Since recipes can neither be patented nor copyrighted, every reader should feel free to download, print, use, modify, and further develop the recipes contained in this compilation. The latest version will be available for download from the static Khymos site and will also be announced here. I would like to thank readers for giving me feedback and suggestions on how to improve the collection. Feedback, comments, corrections and new recipes are always welcome at webmaster (a t) khymos ( dot ) org.

The Big Fat Duck Cookbook

Thursday, April 10th, 2008

I recently blogged about the Alinea cookbook, and then in a Q&A with both Grant Achatz and Heston Blumenthal I discovered that there is another great cook book coming up this fall: The Big Fat Duck Cookbook! It’s quite amazing that these two books will be released within weeks of each other this fall.

This is what the publisher promises us:

In the first section of The Big Fat Duck Cookbook, we learn the history of the restaurant, from its humble beginnings to its third Michelin star (the day Heston received the news of this he had been wondering how exactly he would be able to pay his staff that month). Next we meet 50 of his signature recipes – sardine on toast sorbet, salmon poached with liquorice, hot and iced tea, chocolate wine – which, while challenging for anyone not equipped with ice baths, dehydrators, vacuum pumps and nitrogen on tap, will inspire home cooks and chefs alike. Finally, we hear from the experts whose scientific know-how has contributed to Heston’s topsy-turvy world, on subjects as diverse as synaesthesia, creaminess and flavour expectation.

With an introduction by Harold McGee, incredible colour photographs throughout, illustrations by Dave McKean, multiple ribbons, real cloth binding and a gorgeous slip case, The Big Fat Duck Cookbook is not only the nearest thing to an autobiography from the world’s most fascinating chef, but also a stunning, colourful and joyous work of art.

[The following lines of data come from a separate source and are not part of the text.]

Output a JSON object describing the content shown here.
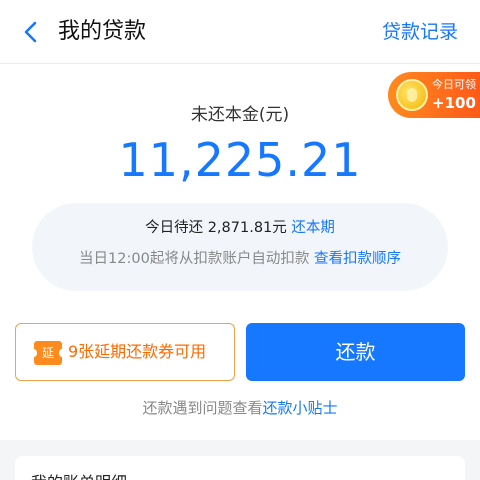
{
  "header": {
    "title": "我的贷款",
    "records_label": "贷款记录"
  },
  "reward": {
    "label": "今日可领",
    "amount": "+100"
  },
  "principal": {
    "label": "未还本金(元)",
    "value": "11,225.21"
  },
  "info": {
    "due_prefix": "今日待还 ",
    "due_amount": "2,871.81元",
    "due_link": "还本期",
    "auto_text": "当日12:00起将从扣款账户自动扣款",
    "order_link": "查看扣款顺序"
  },
  "coupon": {
    "icon_text": "延",
    "label": "9张延期还款券可用"
  },
  "repay_button": "还款",
  "tip": {
    "prefix": "还款遇到问题查看",
    "link": "还款小贴士"
  },
  "bottom": {
    "title": "我的账单明细"
  },
  "colors": {
    "accent": "#1677ff",
    "coupon": "#ff6a00",
    "reward": "#ff5a1a"
  }
}
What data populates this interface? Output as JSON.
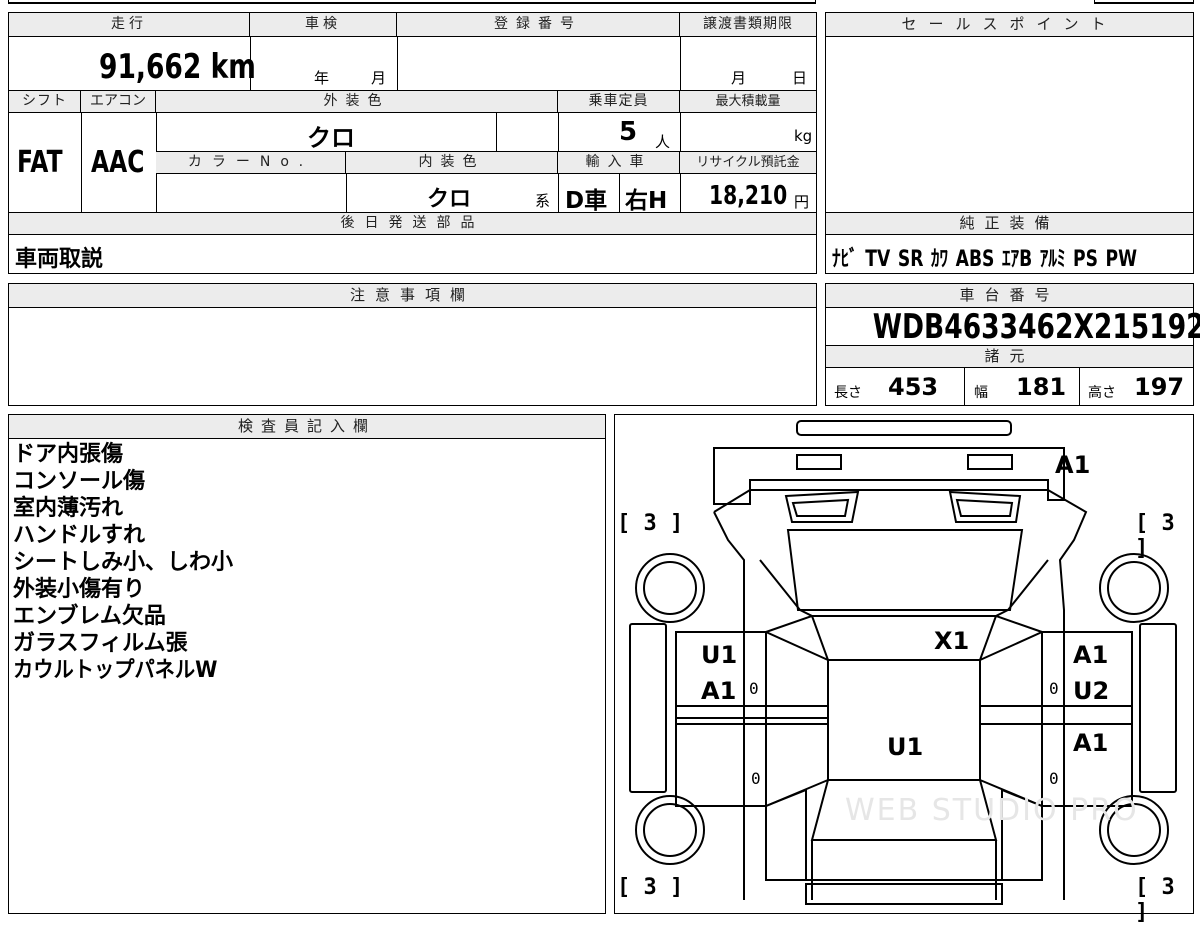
{
  "vehicle": {
    "mileage_label": "走行",
    "mileage_value": "91,662 km",
    "inspection_label": "車検",
    "inspection_year_unit": "年",
    "inspection_month_unit": "月",
    "registration_label": "登録番号",
    "transfer_deadline_label": "譲渡書類期限",
    "transfer_month_unit": "月",
    "transfer_day_unit": "日",
    "shift_label": "シフト",
    "shift_value": "FAT",
    "aircon_label": "エアコン",
    "aircon_value": "AAC",
    "exterior_color_label": "外装色",
    "exterior_color_value": "クロ",
    "capacity_label": "乗車定員",
    "capacity_value": "5",
    "capacity_unit": "人",
    "max_load_label": "最大積載量",
    "max_load_unit": "kg",
    "color_no_label": "カラーNo.",
    "interior_color_label": "内装色",
    "interior_color_value": "クロ",
    "interior_color_suffix": "系",
    "import_label": "輸入車",
    "import_dealer": "D車",
    "steering": "右H",
    "recycle_label": "リサイクル預託金",
    "recycle_value": "18,210",
    "recycle_unit": "円",
    "later_parts_label": "後日発送部品",
    "later_parts_value": "車両取説"
  },
  "sales_point": {
    "label": "セールスポイント"
  },
  "equipment": {
    "label": "純正装備",
    "items": [
      "ﾅﾋﾞ",
      "TV",
      "SR",
      "ｶﾜ",
      "ABS",
      "ｴｱB",
      "ｱﾙﾐ",
      "PS",
      "PW"
    ]
  },
  "caution": {
    "label": "注意事項欄"
  },
  "chassis": {
    "label": "車台番号",
    "value": "WDB4633462X215192",
    "specs_label": "諸元",
    "length_label": "長さ",
    "length_value": "453",
    "width_label": "幅",
    "width_value": "181",
    "height_label": "高さ",
    "height_value": "197"
  },
  "inspector": {
    "label": "検査員記入欄",
    "notes": [
      "ドア内張傷",
      "コンソール傷",
      "室内薄汚れ",
      "ハンドルすれ",
      "シートしみ小、しわ小",
      "外装小傷有り",
      "エンブレム欠品",
      "ガラスフィルム張",
      "カウルトップパネルW"
    ]
  },
  "diagram": {
    "marks": {
      "rear": "A1",
      "roof": "X1",
      "left_front_door": "U1",
      "left_front_door_2": "A1",
      "right_front_door": "A1",
      "right_front_door_2": "U2",
      "center": "U1",
      "right_rear_door": "A1",
      "tire_fl": "3",
      "tire_fr": "3",
      "tire_rl": "3",
      "tire_rr": "3",
      "zero": "0"
    },
    "watermark": "WEB STUDIO PRO"
  }
}
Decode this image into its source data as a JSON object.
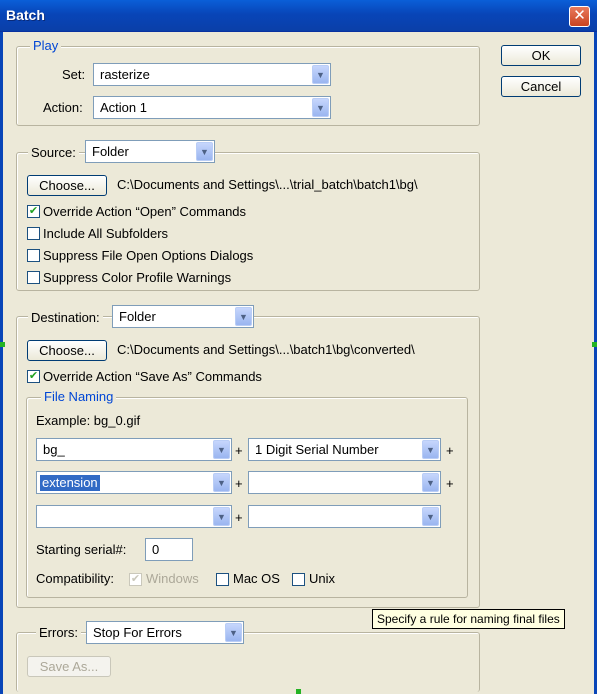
{
  "window": {
    "title": "Batch",
    "close_glyph": "✕"
  },
  "buttons": {
    "ok": "OK",
    "cancel": "Cancel"
  },
  "play": {
    "legend": "Play",
    "set_label": "Set:",
    "set_value": "rasterize",
    "action_label": "Action:",
    "action_value": "Action 1"
  },
  "source": {
    "label": "Source:",
    "value": "Folder",
    "choose_label": "Choose...",
    "path": "C:\\Documents and Settings\\...\\trial_batch\\batch1\\bg\\",
    "options": [
      {
        "label": "Override Action “Open” Commands",
        "checked": true
      },
      {
        "label": "Include All Subfolders",
        "checked": false
      },
      {
        "label": "Suppress File Open Options Dialogs",
        "checked": false
      },
      {
        "label": "Suppress Color Profile Warnings",
        "checked": false
      }
    ]
  },
  "destination": {
    "label": "Destination:",
    "value": "Folder",
    "choose_label": "Choose...",
    "path": "C:\\Documents and Settings\\...\\batch1\\bg\\converted\\",
    "override_label": "Override Action “Save As” Commands",
    "override_checked": true
  },
  "file_naming": {
    "legend": "File Naming",
    "example": "Example: bg_0.gif",
    "fields": [
      [
        "bg_",
        "1 Digit Serial Number"
      ],
      [
        "extension",
        ""
      ],
      [
        "",
        ""
      ]
    ],
    "plus": "+",
    "serial_label": "Starting serial#:",
    "serial_value": "0",
    "compat_label": "Compatibility:",
    "windows": {
      "label": "Windows",
      "checked": true,
      "disabled": true
    },
    "macos": {
      "label": "Mac OS",
      "checked": false
    },
    "unix": {
      "label": "Unix",
      "checked": false
    }
  },
  "tooltip": "Specify a rule for naming final files",
  "errors": {
    "label": "Errors:",
    "value": "Stop For Errors",
    "save_as_label": "Save As..."
  },
  "icons": {
    "dropdown_arrow": "▼",
    "check": "✔"
  }
}
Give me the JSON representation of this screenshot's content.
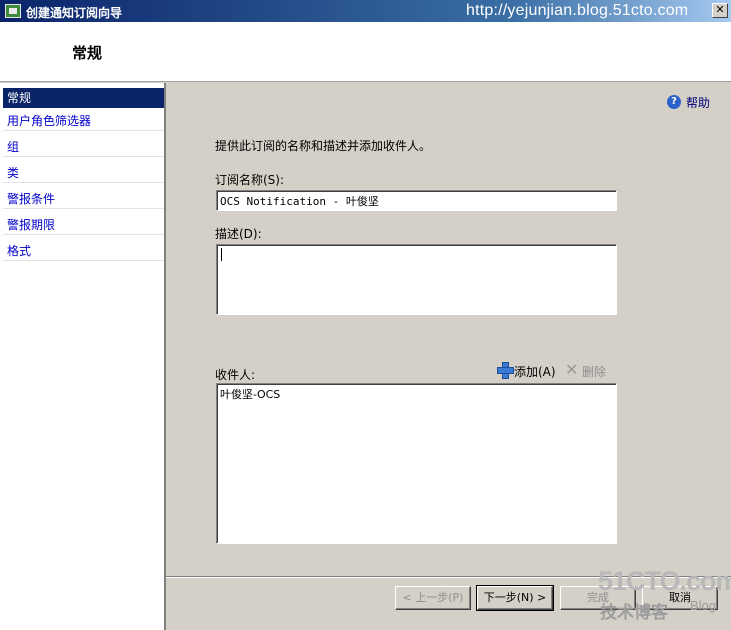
{
  "window": {
    "title": "创建通知订阅向导",
    "watermark_url": "http://yejunjian.blog.51cto.com",
    "close_label": "✕"
  },
  "header": {
    "title": "常规"
  },
  "sidebar": {
    "items": [
      {
        "label": "常规",
        "selected": true
      },
      {
        "label": "用户角色筛选器"
      },
      {
        "label": "组"
      },
      {
        "label": "类"
      },
      {
        "label": "警报条件"
      },
      {
        "label": "警报期限"
      },
      {
        "label": "格式"
      }
    ]
  },
  "help": {
    "label": "帮助",
    "icon": "help-icon"
  },
  "main": {
    "intro": "提供此订阅的名称和描述并添加收件人。",
    "name_label": "订阅名称(S):",
    "name_value": "OCS Notification - 叶俊坚",
    "desc_label": "描述(D):",
    "desc_value": "",
    "recipients_label": "收件人:",
    "add_label": "添加(A)",
    "delete_label": "删除",
    "recipients": [
      "叶俊坚-OCS"
    ]
  },
  "footer": {
    "back_label": "< 上一步(P)",
    "next_label": "下一步(N) >",
    "finish_label": "完成",
    "cancel_label": "取消"
  },
  "watermark": {
    "logo": "51CTO.com",
    "sub": "技术博客",
    "blog": "Blog"
  }
}
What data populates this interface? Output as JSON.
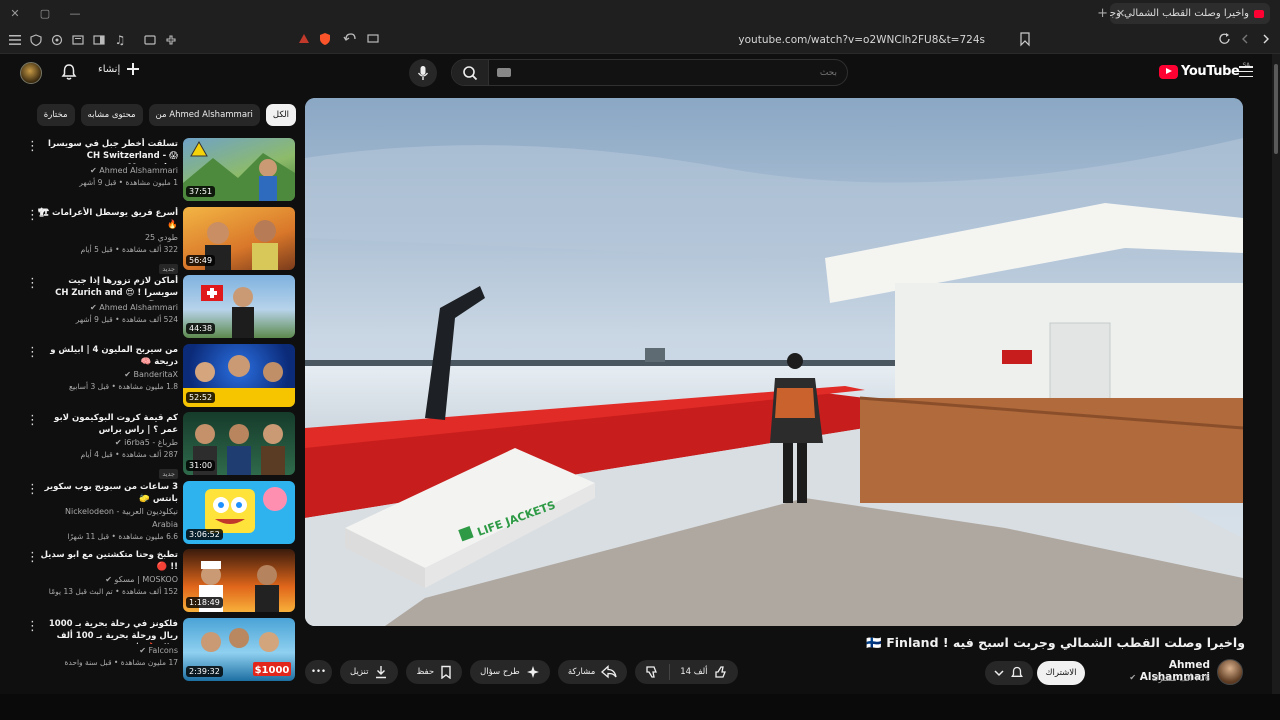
{
  "browser": {
    "tab_title": "واخيرا وصلت القطب الشمالي وجربت",
    "url": "youtube.com/watch?v=o2WNClh2FU8&t=724s",
    "win_controls": [
      "✕",
      "▢",
      "—"
    ],
    "new_tab": "+",
    "tab_close": "✕"
  },
  "header": {
    "create_label": "إنشاء",
    "search_placeholder": "بحث",
    "logo_text": "YouTube",
    "logo_region": "SA"
  },
  "chips": [
    {
      "label": "الكل",
      "active": true
    },
    {
      "label": "من Ahmed Alshammari",
      "active": false
    },
    {
      "label": "محتوى مشابه",
      "active": false
    },
    {
      "label": "مختارة",
      "active": false
    }
  ],
  "recommendations": [
    {
      "title": "تسلقت أخطر جبل في سويسرا 😱 - CH Switzerland Mountains",
      "channel": "Ahmed Alshammari",
      "verified": true,
      "stats": "1 مليون مشاهدة • قبل 9 أشهر",
      "duration": "37:51",
      "badge": ""
    },
    {
      "title": "أسرع فريق يوسطل الأعرامات 🏗 🔥",
      "channel": "طودي 25",
      "verified": false,
      "stats": "322 ألف مشاهدة • قبل 5 أيام",
      "duration": "56:49",
      "badge": "جديد"
    },
    {
      "title": "أماكن لازم تزورها إذا جيت سويسرا ! 😍 CH Zurich and Davos -",
      "channel": "Ahmed Alshammari",
      "verified": true,
      "stats": "524 ألف مشاهدة • قبل 9 أشهر",
      "duration": "44:38",
      "badge": ""
    },
    {
      "title": "من سيربح المليون 4 | ابيلش و دريحة 🧠",
      "channel": "BanderitaX",
      "verified": true,
      "stats": "1.8 مليون مشاهدة • قبل 3 أسابيع",
      "duration": "52:52",
      "badge": ""
    },
    {
      "title": "كم قيمة كروت البوكيمون لابو عمر ؟ | راس براس",
      "channel": "طرباغ - i6rba5",
      "verified": true,
      "stats": "287 ألف مشاهدة • قبل 4 أيام",
      "duration": "31:00",
      "badge": "جديد"
    },
    {
      "title": "3 ساعات من سبونج بوب سكوير بانتس 🧽",
      "channel": "نيكلوديون العربية - Nickelodeon Arabia",
      "verified": false,
      "stats": "6.6 مليون مشاهدة • قبل 11 شهرًا",
      "duration": "3:06:52",
      "badge": ""
    },
    {
      "title": "تطبخ وحنا متكشتين مع ابو سديل !! 🔴",
      "channel": "MOSKOO | مسكو",
      "verified": true,
      "stats": "152 ألف مشاهدة • تم البث قبل 13 يومًا",
      "duration": "1:18:49",
      "badge": ""
    },
    {
      "title": "فلكونز في رحلة بحرية بـ 1000 ريال ورحلة بحرية بـ 100 ألف ريال 🔥 🛳",
      "channel": "Falcons",
      "verified": true,
      "stats": "17 مليون مشاهدة • قبل سنة واحدة",
      "duration": "2:39:32",
      "badge": ""
    }
  ],
  "video": {
    "title": "واخيرا وصلت القطب الشمالي وجربت اسبح فيه ! 🇫🇮 Finland",
    "channel": "Ahmed Alshammari",
    "subscribers": "726 ألف مشترك",
    "subscribe_label": "الاشتراك",
    "scene_sign": "LIFE JACKETS",
    "actions": {
      "likes": "14 ألف",
      "share": "مشاركة",
      "ask": "طرح سؤال",
      "save": "حفظ",
      "download": "تنزيل",
      "more": "•••"
    }
  }
}
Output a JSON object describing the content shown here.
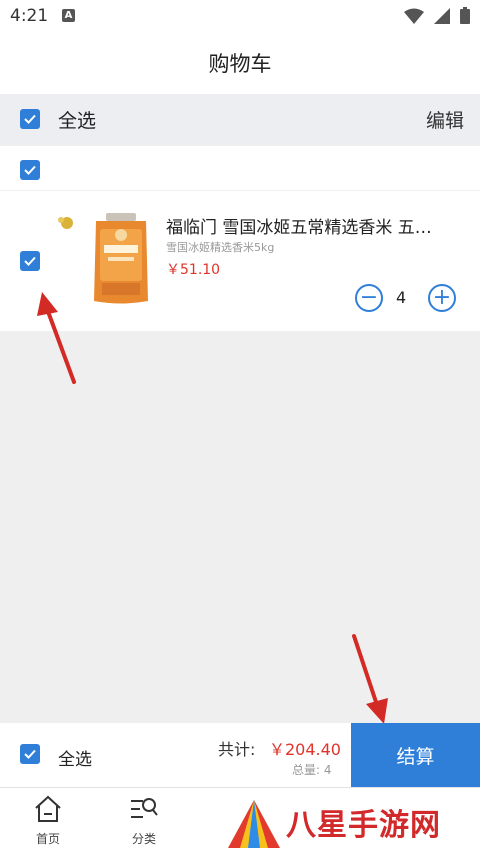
{
  "status_bar": {
    "time": "4:21",
    "notif_letter": "A"
  },
  "header": {
    "title": "购物车"
  },
  "select_all_row": {
    "label": "全选",
    "edit": "编辑"
  },
  "cart": {
    "items": [
      {
        "name": "福临门 雪国冰姬五常精选香米 五…",
        "spec": "雪国冰姬精选香米5kg",
        "price": "￥51.10",
        "quantity": "4",
        "minus": "−",
        "plus": "+"
      }
    ]
  },
  "checkout": {
    "select_all": "全选",
    "total_label": "共计:",
    "total_value": "￥204.40",
    "total_qty": "总量: 4",
    "button": "结算"
  },
  "tabs": [
    {
      "label": "首页",
      "icon": "home-icon"
    },
    {
      "label": "分类",
      "icon": "category-icon"
    }
  ],
  "watermark": {
    "text": "八星手游网"
  },
  "colors": {
    "accent": "#2f7fd9",
    "price": "#e0342b",
    "arrow": "#d42a25"
  }
}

Compared to the Alinea cookbook this one is one is more expensive and has fewer recipes. But hey – who buys cookbooks based on the price/recipe anyway?